The first Bryan Lovell Meeting is an opportunity to think about how our science feeds into hazard management and understanding, and how geoscience can be part of the solution to many of these issues.
The annual Parliamentary Links Day is an opportunity for science organisations to discuss current issues in science policy with representatives from government responsible for science and research. Unsurprisingly, this year’s theme was ‘Science after the referendum: what next?’
Nearly two thirds of respondents to our recent survey of geoscientists believe a UK exit from the EU would have a negative impact on their work.
The EU Referendum takes place on Thursday 23 June, and we want to hear from geoscientists about how the result will affect you and your work.
Early career scientists had the opportunity to experience how science interacts with government policy, at Parliament’s annual Voice of the Future event on Tuesday 1st March.
We’d love to know what researchers, geological or otherwise, think about the impact of staying or leaving. Please leave a comment below with your thoughts, or get in touch if you’d like to write an opinion piece – all views are welcome!
Behind door nineteen, the most remote of our #100geosites, which attracted some beautiful photo competition entries!

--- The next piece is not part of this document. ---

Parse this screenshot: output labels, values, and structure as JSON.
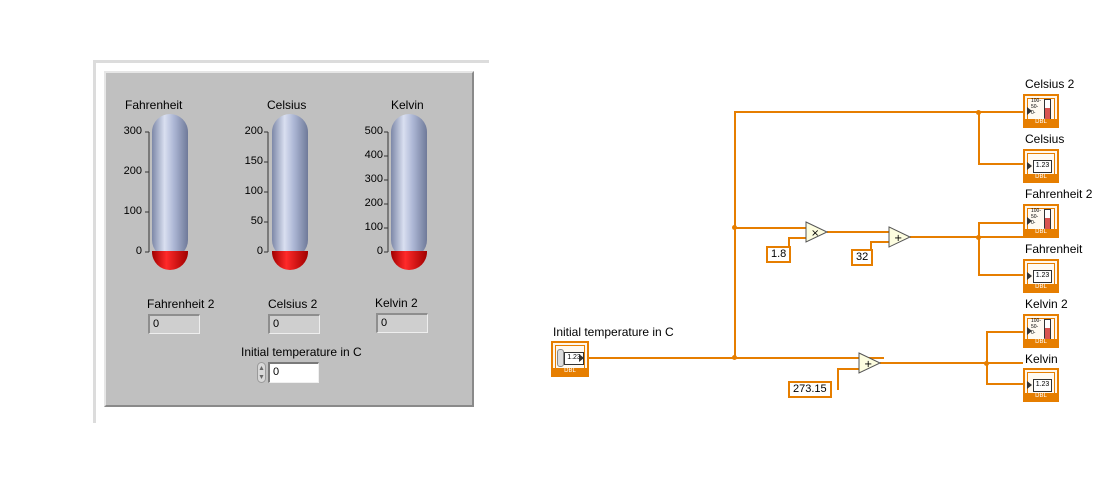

The spectacular Trotternish peninsula on the Isle of Skye is home to the famous geological sites of the Quirang and the 719m summit of the Storr. They are formed from a set of post-glacial, large-scale landslides which give the impression of the landscape sliding away in front of you. These unusual landforms combined with the stark …